He is survived by his loving and devoted wife and caregiver of 62 years, Lillian S. Clark; a daughter, Kimberly Hosea and her husband Addison; a son, John F. Clark and his partner, Sherri M. McGee; and his granddaughters, Mary Celeste Clark and her partner, Michael Tyree, Alyssa Sutton and her husband Ron, Kristin Hosea Welch, and Meredith Raybould and her husband Justin; along with seven great grandchildren; and a host of nieces and nephews, along with their children and grandchildren.

James L. Clark was born to John L. Clark and Bertha Holloway Clark in Danville, Kentucky on February 22, 1930, at his home on Harding Street, the next to youngest of six siblings (Jean, Cleo, Madge, Bertha Lou, and Edward) of which he was the last to survive. His father died when he was seven, leaving his mother, a woman of great resolve and faith, to raise the six children during the Great Depression.

He graduated from Danville High School a year early and enlisted in the U.S. Navy. After his service he attended Cumberland College in Williamsburg, Kentucky and later graduated from Centre College in Danville. He was, at various times in his life, a stringer for the Lexington Herald, a sports reporter for the Danville Advocate Messenger, a surveyor, a teacher of music and math in several public schools, a radio disc jockey (which is where he met his wife), a long-time columnist for the Danville Advocate Messenger, a Minister of Music and Christian Education in several Southern Baptist Churches, a webmaster and computer and network technician, and a locomotive engineer for the Norfolk Southern Railroad. He was a member of First Baptist Church in his youth and later a longtime member of Lexington Avenue Baptist Church, both in Danville.

James L. Clark was an exceptional raconteur with a great sense of humor, often regaling his friends and family with stories from his childhood during the Great Depression and World War II and many wild and wooly stories of his days on the railroad. He was a true renaissance man. A talented musician, over the course of his life he composed over 110 hymns and pieces for solo voice.

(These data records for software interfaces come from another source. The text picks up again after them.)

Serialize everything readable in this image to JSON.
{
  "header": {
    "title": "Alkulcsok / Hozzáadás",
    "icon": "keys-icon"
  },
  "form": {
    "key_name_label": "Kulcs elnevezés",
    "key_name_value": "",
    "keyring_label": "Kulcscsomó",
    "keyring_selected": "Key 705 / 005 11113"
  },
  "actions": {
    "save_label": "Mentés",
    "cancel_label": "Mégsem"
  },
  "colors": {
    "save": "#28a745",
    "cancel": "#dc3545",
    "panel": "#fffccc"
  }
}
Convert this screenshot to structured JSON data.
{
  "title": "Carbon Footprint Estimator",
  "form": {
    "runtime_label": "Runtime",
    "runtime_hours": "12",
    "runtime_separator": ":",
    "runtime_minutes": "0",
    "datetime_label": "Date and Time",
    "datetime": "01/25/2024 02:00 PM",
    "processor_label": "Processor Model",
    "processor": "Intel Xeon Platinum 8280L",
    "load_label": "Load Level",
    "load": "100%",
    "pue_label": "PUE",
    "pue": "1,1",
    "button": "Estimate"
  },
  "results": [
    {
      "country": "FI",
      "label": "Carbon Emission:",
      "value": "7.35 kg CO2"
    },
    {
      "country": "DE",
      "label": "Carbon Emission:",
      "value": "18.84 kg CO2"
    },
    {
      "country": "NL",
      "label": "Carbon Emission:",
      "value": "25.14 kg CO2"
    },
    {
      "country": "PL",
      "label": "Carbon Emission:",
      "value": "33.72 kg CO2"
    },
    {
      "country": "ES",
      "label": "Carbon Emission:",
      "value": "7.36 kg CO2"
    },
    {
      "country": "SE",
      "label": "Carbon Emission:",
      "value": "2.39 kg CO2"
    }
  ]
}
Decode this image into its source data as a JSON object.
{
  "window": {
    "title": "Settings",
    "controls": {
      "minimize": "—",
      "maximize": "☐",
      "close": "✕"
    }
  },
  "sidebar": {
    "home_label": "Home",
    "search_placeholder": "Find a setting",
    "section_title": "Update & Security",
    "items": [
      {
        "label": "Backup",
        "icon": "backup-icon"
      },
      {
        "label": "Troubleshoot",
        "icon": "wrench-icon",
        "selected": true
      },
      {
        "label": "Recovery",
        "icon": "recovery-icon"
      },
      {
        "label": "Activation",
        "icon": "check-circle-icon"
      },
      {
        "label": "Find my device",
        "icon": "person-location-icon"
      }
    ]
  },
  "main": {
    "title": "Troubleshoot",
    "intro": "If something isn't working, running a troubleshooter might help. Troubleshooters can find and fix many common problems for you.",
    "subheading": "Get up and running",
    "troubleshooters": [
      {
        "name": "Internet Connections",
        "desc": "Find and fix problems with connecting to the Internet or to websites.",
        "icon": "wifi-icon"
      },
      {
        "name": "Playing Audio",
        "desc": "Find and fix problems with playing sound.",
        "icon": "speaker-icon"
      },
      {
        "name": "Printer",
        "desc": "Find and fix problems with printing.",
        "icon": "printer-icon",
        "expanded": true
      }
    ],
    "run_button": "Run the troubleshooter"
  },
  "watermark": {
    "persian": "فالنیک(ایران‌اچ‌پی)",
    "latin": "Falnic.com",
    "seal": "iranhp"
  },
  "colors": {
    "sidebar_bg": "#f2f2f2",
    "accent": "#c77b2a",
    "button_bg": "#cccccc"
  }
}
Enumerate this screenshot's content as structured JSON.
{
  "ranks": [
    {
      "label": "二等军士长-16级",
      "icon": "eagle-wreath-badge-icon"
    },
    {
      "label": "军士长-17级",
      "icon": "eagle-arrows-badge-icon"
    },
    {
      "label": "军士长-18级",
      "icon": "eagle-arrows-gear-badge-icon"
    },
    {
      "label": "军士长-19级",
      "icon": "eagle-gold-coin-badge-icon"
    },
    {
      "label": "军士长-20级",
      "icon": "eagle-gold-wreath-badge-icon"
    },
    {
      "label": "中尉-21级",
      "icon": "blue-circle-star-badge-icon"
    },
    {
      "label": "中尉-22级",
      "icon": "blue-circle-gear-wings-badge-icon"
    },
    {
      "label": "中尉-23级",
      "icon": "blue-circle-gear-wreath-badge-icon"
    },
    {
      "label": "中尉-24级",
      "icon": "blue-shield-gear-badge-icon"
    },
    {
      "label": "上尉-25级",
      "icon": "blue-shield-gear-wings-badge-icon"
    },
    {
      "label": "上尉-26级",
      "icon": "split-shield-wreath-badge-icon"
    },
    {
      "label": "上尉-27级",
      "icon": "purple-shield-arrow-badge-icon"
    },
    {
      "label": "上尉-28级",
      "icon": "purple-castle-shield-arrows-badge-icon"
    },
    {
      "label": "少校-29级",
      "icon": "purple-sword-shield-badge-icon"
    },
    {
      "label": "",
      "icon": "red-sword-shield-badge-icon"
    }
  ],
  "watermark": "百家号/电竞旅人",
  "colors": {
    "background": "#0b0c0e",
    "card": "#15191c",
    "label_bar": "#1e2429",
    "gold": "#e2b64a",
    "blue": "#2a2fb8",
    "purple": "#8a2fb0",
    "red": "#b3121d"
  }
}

From the age of 70 until the time of his death, he wrote and published 19 books, including novels, collections of short stories and poetry, and a treatise on theology. During his time as a columnist for the Advocate Messenger, he wrote hundreds of columns on local, state, and national politics. He was the self-appointed watchdog on local city government, the school board, and the Planning and Zoning Commission, bringing transparency and light to the operations of these agencies, to the chagrin and delight of the citizens of Boyle County. In his later years he was a prolific blogger on many of the same issues.

The family extends its heartfelt thanks to the staff of fifth floor north Baptist Health for its skill, caring and diligence. A private service for family members was held at Lexington Cemetery on Wednesday, November 14th, with arrangements by Milward Funeral Directors.

In honor of Mr. Clark’s legacy and per his wishes, memorial contributions may be to Samaritan’s Purse, P.O. Box 3000, Boone, NC 28607-3000 or to www.samaritanspurse.org.

To share a remembrance of Jim or offer condolences to his family, please visit milwardfuneral.com.